┌─ Data excerpts
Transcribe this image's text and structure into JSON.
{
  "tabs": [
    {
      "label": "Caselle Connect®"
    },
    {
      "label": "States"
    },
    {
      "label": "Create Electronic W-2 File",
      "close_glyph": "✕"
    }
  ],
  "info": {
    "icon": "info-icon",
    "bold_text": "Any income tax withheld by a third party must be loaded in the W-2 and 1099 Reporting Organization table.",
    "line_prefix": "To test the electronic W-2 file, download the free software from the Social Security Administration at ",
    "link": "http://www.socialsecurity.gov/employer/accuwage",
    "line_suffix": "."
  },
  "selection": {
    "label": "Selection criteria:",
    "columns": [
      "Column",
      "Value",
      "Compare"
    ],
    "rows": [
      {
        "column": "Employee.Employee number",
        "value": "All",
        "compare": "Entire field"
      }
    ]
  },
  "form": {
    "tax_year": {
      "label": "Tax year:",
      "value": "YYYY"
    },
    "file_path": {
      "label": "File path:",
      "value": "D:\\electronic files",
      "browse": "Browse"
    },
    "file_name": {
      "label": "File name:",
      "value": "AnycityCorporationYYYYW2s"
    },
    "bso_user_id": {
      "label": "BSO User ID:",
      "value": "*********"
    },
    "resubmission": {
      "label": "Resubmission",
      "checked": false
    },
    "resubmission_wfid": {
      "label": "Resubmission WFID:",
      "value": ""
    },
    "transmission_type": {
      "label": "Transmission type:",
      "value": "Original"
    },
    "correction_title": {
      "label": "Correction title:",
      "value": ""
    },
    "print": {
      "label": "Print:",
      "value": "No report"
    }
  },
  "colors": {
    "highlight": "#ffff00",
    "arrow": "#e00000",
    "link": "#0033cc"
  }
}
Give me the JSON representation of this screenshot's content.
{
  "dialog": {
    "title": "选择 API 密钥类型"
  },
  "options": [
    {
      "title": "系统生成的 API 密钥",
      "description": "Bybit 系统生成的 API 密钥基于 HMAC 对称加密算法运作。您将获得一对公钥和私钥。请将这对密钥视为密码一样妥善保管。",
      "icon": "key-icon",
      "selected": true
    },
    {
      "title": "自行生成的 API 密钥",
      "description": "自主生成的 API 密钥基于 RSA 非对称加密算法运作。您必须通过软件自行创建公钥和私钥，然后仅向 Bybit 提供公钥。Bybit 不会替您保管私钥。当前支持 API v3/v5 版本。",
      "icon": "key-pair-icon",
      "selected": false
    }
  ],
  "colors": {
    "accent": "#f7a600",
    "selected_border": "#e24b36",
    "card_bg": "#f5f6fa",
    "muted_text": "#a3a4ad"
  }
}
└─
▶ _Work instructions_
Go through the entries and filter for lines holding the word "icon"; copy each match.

▶ _Written answer_
    "icon": "info-icon",
      "icon": "key-icon",
      "icon": "key-pair-icon",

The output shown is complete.